Messing Around In Beam, π Day, And More Wordle

Written by Ben Wendt

Apache Beam is a distributed programming framework, mostly designed as a counterpart to the DataFlow service in Google Cloud Platform. In the past I’ve done a fair bit of work on pipelines in Spark and with a service architecture, but I’ll be needing Beam for my new job, so Ive been playing around a bit with that.

I’ve may have written a bit about it before, but I think of calculating π using the Monte Carlo Method to be kind of like the “hello world” of data pipelines. A quick review of the algorithm:

  • Select a large number of random x, y ∊ [0, 1]² from the uniform distibution.
  • Take the sum of squares of each couple.
  • The proportion of sums of squares that are less than one will (very slowly converge to π/4).

This works because finding random points withing this quarter arc is analagous to finding the area of the unit circle.
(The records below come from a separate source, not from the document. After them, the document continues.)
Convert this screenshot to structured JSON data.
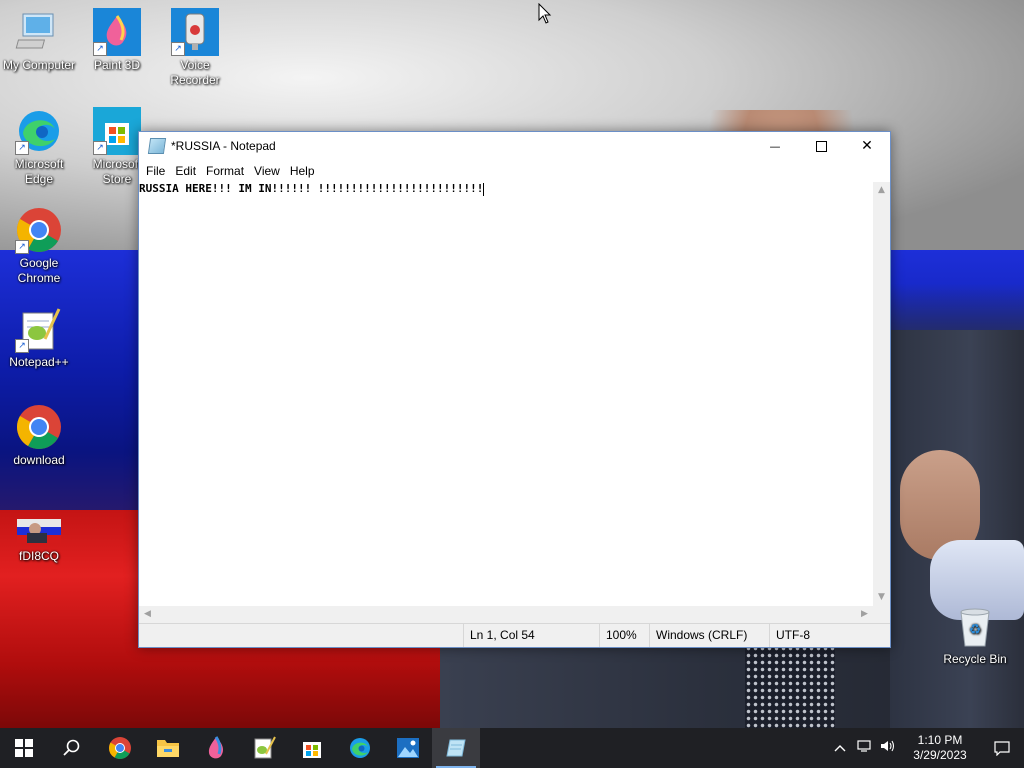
{
  "desktop": {
    "icons": [
      {
        "label": "My Computer",
        "icon": "computer-icon"
      },
      {
        "label": "Paint 3D",
        "icon": "paint3d-icon"
      },
      {
        "label": "Voice Recorder",
        "icon": "voice-recorder-icon"
      },
      {
        "label": "Microsoft Edge",
        "icon": "edge-icon"
      },
      {
        "label": "Microsoft Store",
        "icon": "store-icon"
      },
      {
        "label": "Google Chrome",
        "icon": "chrome-icon"
      },
      {
        "label": "Notepad++",
        "icon": "notepadpp-icon"
      },
      {
        "label": "download",
        "icon": "chrome-icon"
      },
      {
        "label": "fDI8CQ",
        "icon": "image-thumbnail-icon"
      },
      {
        "label": "Recycle Bin",
        "icon": "recycle-bin-icon"
      }
    ]
  },
  "notepad": {
    "title": "*RUSSIA - Notepad",
    "menu": [
      "File",
      "Edit",
      "Format",
      "View",
      "Help"
    ],
    "content": "RUSSIA HERE!!! IM IN!!!!!! !!!!!!!!!!!!!!!!!!!!!!!!!",
    "status": {
      "position": "Ln 1, Col 54",
      "zoom": "100%",
      "line_endings": "Windows (CRLF)",
      "encoding": "UTF-8"
    },
    "controls": {
      "minimize": "—",
      "maximize": "☐",
      "close": "✕"
    }
  },
  "taskbar": {
    "apps": [
      "start",
      "search",
      "chrome",
      "file-explorer",
      "paint3d",
      "notepadpp",
      "store",
      "edge",
      "photos",
      "notepad"
    ],
    "clock": {
      "time": "1:10 PM",
      "date": "3/29/2023"
    }
  },
  "colors": {
    "taskbar": "#1f2024",
    "accent": "#7fb4ee",
    "flag_blue": "#1d2fd8",
    "flag_red": "#d41a1a"
  }
}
Here’s the code in beam:

import apache_beam as beam
import numpy as np

def in_circle(pair):
    if (pair[0]**2 + pair[1]**2) < 1:
        return 1
        return 0
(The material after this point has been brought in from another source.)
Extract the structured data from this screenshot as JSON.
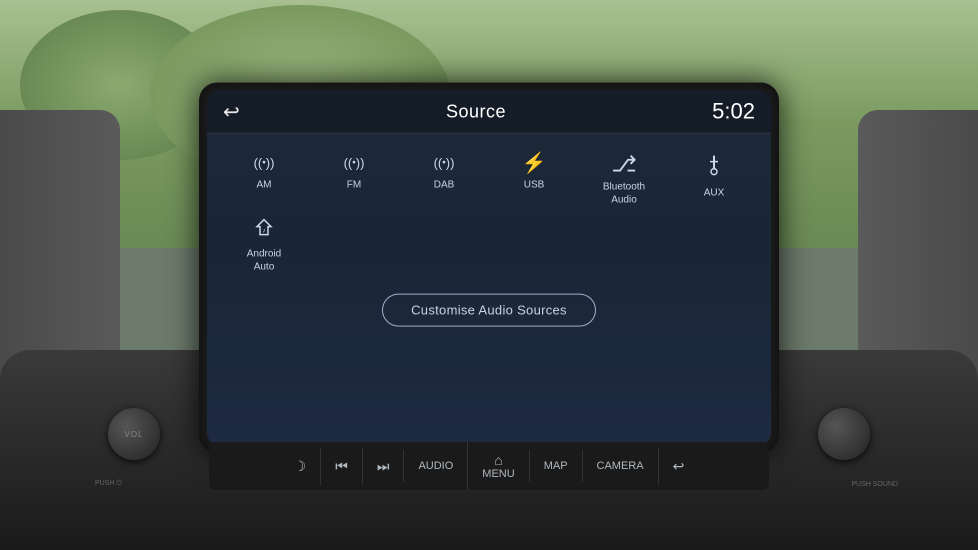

with beam.Pipeline() as pipeline:
    n_samp = 100_000
    X = np.random.uniform(0,1,2 * n_samp).reshape(n_samp, 2)

    x = pipeline | "create xs" >> beam.Create(X)

    number = x | "calculate it" >> beam.Map(in_circle) \
        | "sum up" >> beam.CombineGlobally(sum)

    number | "writing pi value" >>"number.txt")

This gave me a value of pi of π is 3.14136, which any piphile would tell you is way off. The Monte Carlo Method is great for a close enough answer, but it’s a terrible way to calculate digits of π.

I’ve also written recently about wordle. I’ve been playing every day for months, and I often get the urge to write a program to cheat for me. I have thus far resisted the urge to cheat, (unless you count writing a program to give a good first guess cheating), but I have gone back several times to re-think word choices.

The other day I had a clue of _o_us and I discounted several letters to get there. Off the top of my head I thought of “bolus” and “focus” as options. It ended up being “bonus,” but it took me a few minutes to remember this common word.

Here’s a beam that calculates some of the words that may match in this scenario.

import apache_beam as beam

# my favorite unix file
dictionary = "/usr/share/dict/words"

def to_lower(x):
    return x.lower()

def is_fives(text):
    return len(text) == 5

def match_greens(pattern):
    return lambda x: all([x[idx] == letter for idx, letter in pattern])

def non_matches(excludes):
    return lambda x: all([ex not in x for ex in excludes])

with open("beam-output.txt", "w") as f:
    with beam.Pipeline() as p:
        words = ( p |
            "read in words" >> |
            "to lower" >> beam.Map(to_lower)

        fives = (words |
            "filter to five letter words" >> beam.Filter(is_fives)

        # sample of letters I had tried and discounted.
        excludes = ['t', 'r']

        without_exclusions = (fives |
            "remove exclusions" >> beam.Filter(non_matches(excludes))

        # sample "green letter" pattern _o_us
        pattern = [(1, 'o'), (3, 'u'), (4, 's')]

        matches = (without_exclusions |
            "get green matches" >> beam.Filter(match_greens(pattern))

            |"do output" >> beam.Map(print)

And I get these output words with my dictionary:


As I mentioned before, wordle does use common words, so it would make sense to either filter or sort these based on word frequency. But as a quick learning exercise for beam it was decent. One aspect I am really enjoying about beam so far is that it basically forces you to document every step of your pipeline, because you can’t use the same operator twice without doing the "explanation" >> step thing, which is really nice.